    I suspect it has more to do with the culture at large and the overall shifts in the music industry than specifically being a jazz-related thing. it's likely the same reason popular music, rock, R&B, whatever, isn't generating iconic larger than life forever bands, artists and songs like they did at one time. The industry today is much more about finding something new than holding on to what once was. The fractured segmented market means you're not hearing a pop band played on 5 different mainstream commerical radio stations at once. We don't even have the same monolithic corporate marketing industry with a powerful tight hold on the music market.

    I think jazz artists are still writing and creating great music. But there's much less motivation for every other jazz artist on the scene to cover those tunes; instead they write and create their own. Song for Bilbao is a great tune, but I don't hear many successful jazz artists cover it. I thikn artists want to write and create their own music, and have much more of a say today to pursue that, than having a record exec tell them to do another album of cover Porgy & Bess covers.

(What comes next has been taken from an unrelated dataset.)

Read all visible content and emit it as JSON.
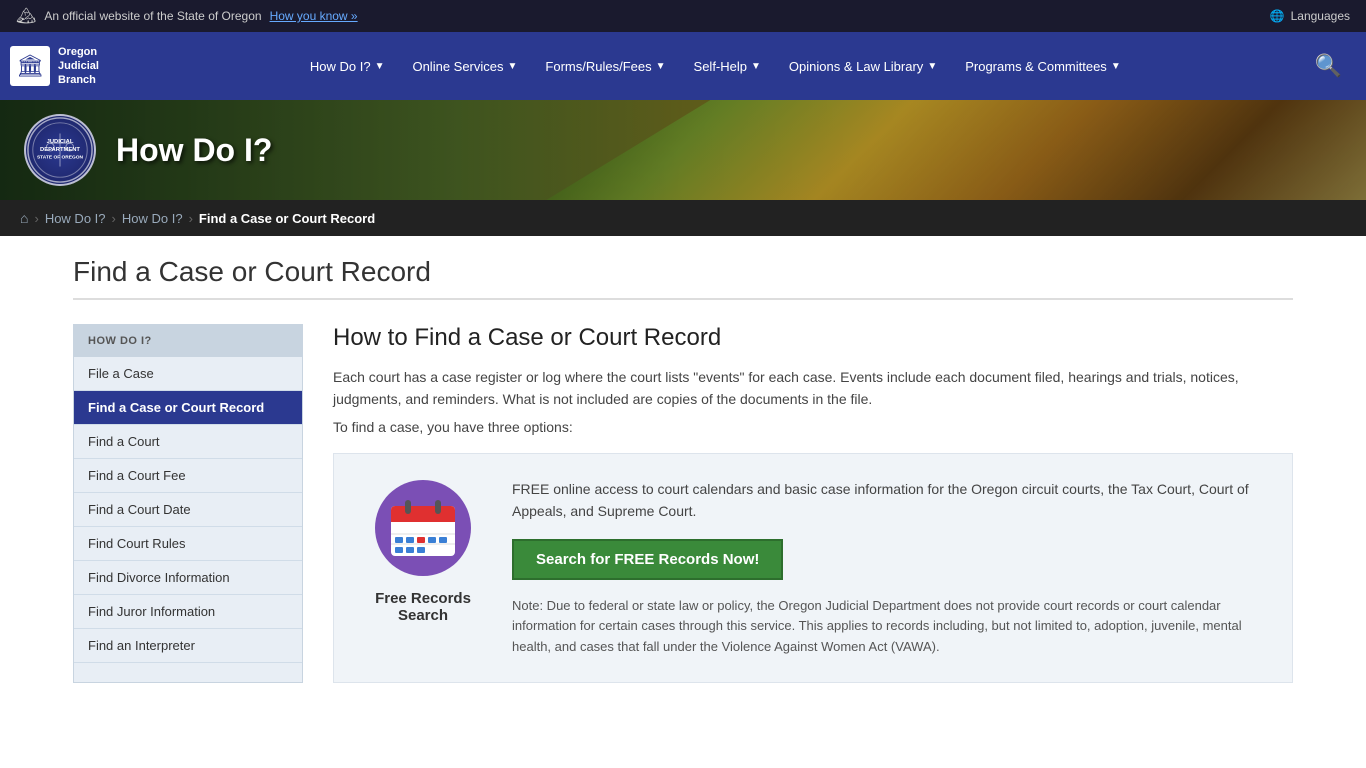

    None of those tunes we call standards were standards when they were written. They became that via an industry that worked on that model. Classic rock artists aren't simply "classic" because they wrote good music. They were part of an industry that created a few huge megastars by playing them repeatedly on every radio station and TV channel in the world. That simply doesn't happen any more, and it has little to do with the quality of the art or artist. It's just a very different industry and marketplace today.